There is a tradition on the Mindfulness and Psychotherapy Blog. Every Monday, I cite a quote or a poem that is related to mindfulness and psychotherapy in some way and then explore it a bit and how it is relevant to our lives. For me, quotes and poetry can often sink me into a state of greater understanding. So for today, here is a quote by Ralph Waldo Emerson:
“Not he is great who can alter matter, but he who can alter my state of mind.”
I’d have to agree with Emerson. When you really think about it, having our minds altered is powerful as it shades our perception of reality. If something has control over my mind, it can influence me to do anything it wants. Our minds have the potential of been filled with all kinds of distressing thoughts. There may be thoughts that we’re a success or a failure. There may be thoughts that we feel equal to others or that we never measure up. Or maybe there’s thoughts that say, “If I just had (fill in the blank), then I’d be happy.”
There are powerful influences at play in our media that really do alter our states of mind. Unfortunately, they’re usually influencing them with thoughts of “If you don’t have (fill in the blank), then you’ll be unhappy.”
Right after Thanksgiving ended I walked into a Target to get a couple things and lo and behold all of the Christmas decorations were up. Immediately I sensed an opening in me, a state of cheerfulness and a desire to shop.
There is some kind of Pavlovian conditioning in most of us around this time that borders around spending, spending, spending.
Now, this isn’t necessarily a bad thing, our economy needs a boost so it would be helpful to spend. We can also view it as a time to be generous and really give to others.
However, the real question is who is choosing your state of mind? Is it you or is it the media?
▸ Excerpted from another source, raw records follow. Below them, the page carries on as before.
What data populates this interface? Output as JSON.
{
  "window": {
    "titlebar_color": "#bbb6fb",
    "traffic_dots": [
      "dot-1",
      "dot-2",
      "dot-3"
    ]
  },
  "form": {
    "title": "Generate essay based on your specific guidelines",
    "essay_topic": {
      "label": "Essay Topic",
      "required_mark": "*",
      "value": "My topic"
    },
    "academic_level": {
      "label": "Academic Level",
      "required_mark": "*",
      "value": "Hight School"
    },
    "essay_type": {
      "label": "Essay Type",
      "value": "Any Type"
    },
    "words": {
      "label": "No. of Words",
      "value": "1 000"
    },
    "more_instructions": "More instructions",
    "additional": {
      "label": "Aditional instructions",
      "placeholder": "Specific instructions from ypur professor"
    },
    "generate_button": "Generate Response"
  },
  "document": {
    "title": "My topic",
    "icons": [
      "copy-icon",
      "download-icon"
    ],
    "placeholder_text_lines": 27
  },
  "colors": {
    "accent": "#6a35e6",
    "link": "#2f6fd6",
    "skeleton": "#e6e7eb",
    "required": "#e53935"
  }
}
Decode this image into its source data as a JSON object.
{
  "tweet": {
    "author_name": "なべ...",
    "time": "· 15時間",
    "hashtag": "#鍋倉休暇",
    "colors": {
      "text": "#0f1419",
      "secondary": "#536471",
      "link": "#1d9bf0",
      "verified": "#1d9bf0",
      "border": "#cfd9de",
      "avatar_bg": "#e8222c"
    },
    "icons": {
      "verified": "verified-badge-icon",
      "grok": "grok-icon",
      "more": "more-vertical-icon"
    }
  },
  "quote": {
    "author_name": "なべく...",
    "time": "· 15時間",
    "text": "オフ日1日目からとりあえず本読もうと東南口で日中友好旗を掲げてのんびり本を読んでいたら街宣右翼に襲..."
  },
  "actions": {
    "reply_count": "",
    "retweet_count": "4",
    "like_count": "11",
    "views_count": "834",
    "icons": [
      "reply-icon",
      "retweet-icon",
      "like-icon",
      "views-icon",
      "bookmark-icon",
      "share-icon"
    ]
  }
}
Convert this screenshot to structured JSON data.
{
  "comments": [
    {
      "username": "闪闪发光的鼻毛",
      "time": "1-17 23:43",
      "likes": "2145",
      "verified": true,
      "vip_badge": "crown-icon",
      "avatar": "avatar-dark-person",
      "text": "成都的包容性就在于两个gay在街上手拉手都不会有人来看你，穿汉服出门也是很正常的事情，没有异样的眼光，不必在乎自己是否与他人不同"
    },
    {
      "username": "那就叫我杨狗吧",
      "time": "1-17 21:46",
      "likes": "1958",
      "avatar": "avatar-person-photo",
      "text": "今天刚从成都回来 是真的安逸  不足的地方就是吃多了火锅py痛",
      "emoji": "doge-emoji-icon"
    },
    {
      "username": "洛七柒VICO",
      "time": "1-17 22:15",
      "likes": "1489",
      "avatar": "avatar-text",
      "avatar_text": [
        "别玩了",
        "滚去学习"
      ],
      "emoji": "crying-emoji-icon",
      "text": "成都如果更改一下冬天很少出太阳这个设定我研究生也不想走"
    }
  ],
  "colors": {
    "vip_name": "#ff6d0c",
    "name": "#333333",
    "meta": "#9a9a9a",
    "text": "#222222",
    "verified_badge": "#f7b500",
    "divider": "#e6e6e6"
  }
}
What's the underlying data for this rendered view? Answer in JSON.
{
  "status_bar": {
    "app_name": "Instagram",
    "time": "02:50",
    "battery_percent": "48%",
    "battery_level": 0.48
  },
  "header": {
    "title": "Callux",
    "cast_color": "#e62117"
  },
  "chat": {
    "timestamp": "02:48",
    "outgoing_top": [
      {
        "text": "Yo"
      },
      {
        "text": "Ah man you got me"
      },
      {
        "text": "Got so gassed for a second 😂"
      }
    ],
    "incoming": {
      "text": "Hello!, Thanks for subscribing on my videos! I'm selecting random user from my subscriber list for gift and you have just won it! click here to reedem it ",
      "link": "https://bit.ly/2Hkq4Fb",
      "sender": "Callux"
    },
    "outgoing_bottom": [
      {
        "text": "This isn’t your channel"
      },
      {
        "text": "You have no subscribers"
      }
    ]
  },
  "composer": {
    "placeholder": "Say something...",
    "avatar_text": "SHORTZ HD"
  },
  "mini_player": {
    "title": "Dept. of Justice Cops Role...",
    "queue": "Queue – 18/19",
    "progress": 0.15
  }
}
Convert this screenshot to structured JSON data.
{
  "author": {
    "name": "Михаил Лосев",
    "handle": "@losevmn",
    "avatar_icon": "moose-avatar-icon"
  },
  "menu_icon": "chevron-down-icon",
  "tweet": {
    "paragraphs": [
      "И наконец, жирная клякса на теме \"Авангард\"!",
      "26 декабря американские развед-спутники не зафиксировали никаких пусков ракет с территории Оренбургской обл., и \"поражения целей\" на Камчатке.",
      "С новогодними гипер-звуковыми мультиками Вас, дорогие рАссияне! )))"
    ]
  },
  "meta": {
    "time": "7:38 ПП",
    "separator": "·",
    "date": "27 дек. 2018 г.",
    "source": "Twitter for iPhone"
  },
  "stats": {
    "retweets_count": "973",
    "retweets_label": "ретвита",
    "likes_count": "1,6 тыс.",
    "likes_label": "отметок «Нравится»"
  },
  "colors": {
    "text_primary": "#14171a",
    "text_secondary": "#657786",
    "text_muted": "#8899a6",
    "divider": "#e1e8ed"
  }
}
Take this as an opportunity to choose your state of mind going into this week and through the New Year.
Here are a few steps to make sure you are the one in control of your mind:
- Set an intention – Take a moment to really consider how you want to be throughout the rest of the holidays. If you’re going to be with family and friends, how would you like to be with them (e.g., present, listening, playful)? Or maybe the holidays are a grieving time for you this year. How can you be gentle with yourself?
- Be present – In order to pay attention to this intention, it’ll be important to integrate some practice that brings you to the present moment. This might be a mindfulness practice such as coming to the breath, or maybe closing the eyes and listening to sounds, or maybe taking a moment to look at all the sights around you. Or maybe reading through the Free Mindful Companion Ebook and allowing that to center and ground you.
- Make Meaning – The holidays are meant to be a time of meaning. For Christmas, if it is meaningful, you might consider what the birth of Jesus means to you, or if that isn’t meaningful, you might consider the meaning of being in the rare experience of spending time with people you don’t see often. Or if your holiday is Kwanzaa, you might reflect upon the meaning of your African heritage and culture. No matter your spiritual background, this can be a time to just stop, reflect and make meaning from your life.
As always, please share your thoughts, stories, and questions below. Your interaction here provides a living wisdom for us all to benefit from.